3 Oxford Economics (2011), "Economic Benefits from Air Transport in the UK"

4 CAA (2006), "Strategic Review of General Aviation in the UK"

5 Department for Transport (2009), "The Air Freight End-to-End Journey"

6 Boeing (2010), "World Air Cargo Forecast 2010-11"

7 Sir Rod Eddington (2006), "The Eddington Transport Study"

8 CAA (2010), "Flying on Business: A Study of the UK Business Travel Market"

9 IATA (2006), "Economic Briefing No 3 – Airline Network Benefits"

10 Deloitte (2010), "Economic Contribution of the Visitor Economy: UK and the Nations"

11 ONS (2010), "International Passenger Survey"

12 HMRC (April 2012), "Air Passenger Duty (APD) Bulletin"

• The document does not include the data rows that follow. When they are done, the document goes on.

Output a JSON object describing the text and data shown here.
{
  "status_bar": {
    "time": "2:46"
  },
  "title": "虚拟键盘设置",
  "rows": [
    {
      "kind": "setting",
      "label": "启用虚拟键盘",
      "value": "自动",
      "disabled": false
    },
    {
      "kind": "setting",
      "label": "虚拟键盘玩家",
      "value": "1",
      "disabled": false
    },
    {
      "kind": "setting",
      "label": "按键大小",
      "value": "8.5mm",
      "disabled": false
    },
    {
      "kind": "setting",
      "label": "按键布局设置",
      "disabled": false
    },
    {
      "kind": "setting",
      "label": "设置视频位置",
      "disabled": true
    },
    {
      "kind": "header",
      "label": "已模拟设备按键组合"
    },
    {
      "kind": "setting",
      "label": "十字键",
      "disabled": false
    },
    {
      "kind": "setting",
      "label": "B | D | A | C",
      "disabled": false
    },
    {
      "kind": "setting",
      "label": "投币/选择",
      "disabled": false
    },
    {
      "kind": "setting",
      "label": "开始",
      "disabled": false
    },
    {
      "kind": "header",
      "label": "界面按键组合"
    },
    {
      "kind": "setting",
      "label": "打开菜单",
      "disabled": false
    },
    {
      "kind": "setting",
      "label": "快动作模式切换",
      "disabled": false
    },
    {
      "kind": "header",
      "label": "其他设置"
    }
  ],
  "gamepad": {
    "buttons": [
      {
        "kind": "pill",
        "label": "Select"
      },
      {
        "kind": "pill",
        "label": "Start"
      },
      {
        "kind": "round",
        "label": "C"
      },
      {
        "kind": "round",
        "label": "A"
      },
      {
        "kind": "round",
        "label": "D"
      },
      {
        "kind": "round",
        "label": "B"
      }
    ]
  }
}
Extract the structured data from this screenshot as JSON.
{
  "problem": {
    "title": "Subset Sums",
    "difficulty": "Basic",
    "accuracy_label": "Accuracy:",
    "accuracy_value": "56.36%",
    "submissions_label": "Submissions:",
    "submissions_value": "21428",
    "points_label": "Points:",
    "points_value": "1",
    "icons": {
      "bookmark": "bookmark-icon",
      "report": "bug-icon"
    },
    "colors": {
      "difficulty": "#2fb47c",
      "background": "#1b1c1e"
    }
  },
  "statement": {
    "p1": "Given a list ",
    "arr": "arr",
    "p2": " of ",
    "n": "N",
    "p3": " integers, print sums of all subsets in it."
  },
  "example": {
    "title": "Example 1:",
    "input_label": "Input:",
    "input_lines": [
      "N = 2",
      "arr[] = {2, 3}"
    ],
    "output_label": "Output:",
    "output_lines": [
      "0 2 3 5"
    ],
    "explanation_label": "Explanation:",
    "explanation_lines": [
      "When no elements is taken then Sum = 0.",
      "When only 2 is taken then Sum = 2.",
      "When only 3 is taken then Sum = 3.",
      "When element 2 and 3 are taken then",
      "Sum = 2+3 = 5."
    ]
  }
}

13 Oxera (2009), "What is the Contribution of Aviation to the UK Economy?"

14 This is measured by the ratio of total tax paid to the Exchequer to the Gross Value Added (GVA) created by the sector.

15 British Chambers of Commerce (2011), "Flying in the Face of Jobs and Growth: How Aviation Policy Needs to Change to Support UK Business and House of Commons All Party Parliamentary Group for Aviation (2012), "Inquiry into Aviation Policy and Air Passenger Duty"

16 HMRC (2009), Regulatory Impact Assessment on changes to Air Passenger Duty, (online)

17 York Aviation (2011), "The Impact of the 2010 APD Increases in Scotland"

18 British Chambers of Commerce (2011), "Flying in the Face of Jobs and Growth: How Aviation Policy Needs to Change to Support UK Business

19 The 57 dB(A) contour is used by the Government to represent the average level of daytime aircraft noise marking the approximate onset of significant community annoyance

20 Sustainable Aviation,

21 Sustainable Aviation (2012), "Sustainable Aviation CO2 Road-Map"

22 DfT (Aug 2011), "Government Response to the Committee on Climate Change Report on Reducing CO2 Emissions from UK Aviation to 2050"

23 Committee on Climate Change (Apr 2012), "Scope of carbon budgets: Statutory advice on inclusion of international aviation and shipping"

Prepared 31st May 2013